» **PROBLEM**
Nothing may be dropped or altered: reproduce all the data.

======== DATASET RECORDS

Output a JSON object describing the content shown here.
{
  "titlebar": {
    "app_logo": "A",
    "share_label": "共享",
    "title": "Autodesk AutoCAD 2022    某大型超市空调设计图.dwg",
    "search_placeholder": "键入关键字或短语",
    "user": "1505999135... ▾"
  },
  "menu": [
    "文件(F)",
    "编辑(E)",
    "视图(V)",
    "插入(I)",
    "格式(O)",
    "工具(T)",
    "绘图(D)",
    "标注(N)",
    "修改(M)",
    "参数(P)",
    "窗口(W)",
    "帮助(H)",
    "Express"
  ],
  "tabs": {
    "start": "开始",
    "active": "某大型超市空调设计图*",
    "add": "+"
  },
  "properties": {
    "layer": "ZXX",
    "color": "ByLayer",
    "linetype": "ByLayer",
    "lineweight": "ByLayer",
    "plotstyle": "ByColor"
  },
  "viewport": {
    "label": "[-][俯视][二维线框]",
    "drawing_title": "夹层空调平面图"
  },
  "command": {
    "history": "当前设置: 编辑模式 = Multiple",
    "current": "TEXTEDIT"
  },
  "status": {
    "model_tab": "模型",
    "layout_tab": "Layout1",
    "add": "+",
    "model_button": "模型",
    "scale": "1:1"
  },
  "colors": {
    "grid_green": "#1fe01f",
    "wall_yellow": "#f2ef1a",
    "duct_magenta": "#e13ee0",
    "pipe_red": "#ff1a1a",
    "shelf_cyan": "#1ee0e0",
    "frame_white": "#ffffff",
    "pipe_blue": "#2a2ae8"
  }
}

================

» **RESULT FOR THIS TASK**
Output a JSON object describing the content shown here.
{
  "titlebar": {
    "app_logo": "A",
    "share_label": "共享",
    "title": "Autodesk AutoCAD 2022    某大型超市空调设计图.dwg",
    "search_placeholder": "键入关键字或短语",
    "user": "1505999135... ▾"
  },
  "menu": [
    "文件(F)",
    "编辑(E)",
    "视图(V)",
    "插入(I)",
    "格式(O)",
    "工具(T)",
    "绘图(D)",
    "标注(N)",
    "修改(M)",
    "参数(P)",
    "窗口(W)",
    "帮助(H)",
    "Express"
  ],
  "tabs": {
    "start": "开始",
    "active": "某大型超市空调设计图*",
    "add": "+"
  },
  "properties": {
    "layer": "ZXX",
    "color": "ByLayer",
    "linetype": "ByLayer",
    "lineweight": "ByLayer",
    "plotstyle": "ByColor"
  },
  "viewport": {
    "label": "[-][俯视][二维线框]",
    "drawing_title": "夹层空调平面图"
  },
  "command": {
    "history": "当前设置: 编辑模式 = Multiple",
    "current": "TEXTEDIT"
  },
  "status": {
    "model_tab": "模型",
    "layout_tab": "Layout1",
    "add": "+",
    "model_button": "模型",
    "scale": "1:1"
  },
  "colors": {
    "grid_green": "#1fe01f",
    "wall_yellow": "#f2ef1a",
    "duct_magenta": "#e13ee0",
    "pipe_red": "#ff1a1a",
    "shelf_cyan": "#1ee0e0",
    "frame_white": "#ffffff",
    "pipe_blue": "#2a2ae8"
  }
}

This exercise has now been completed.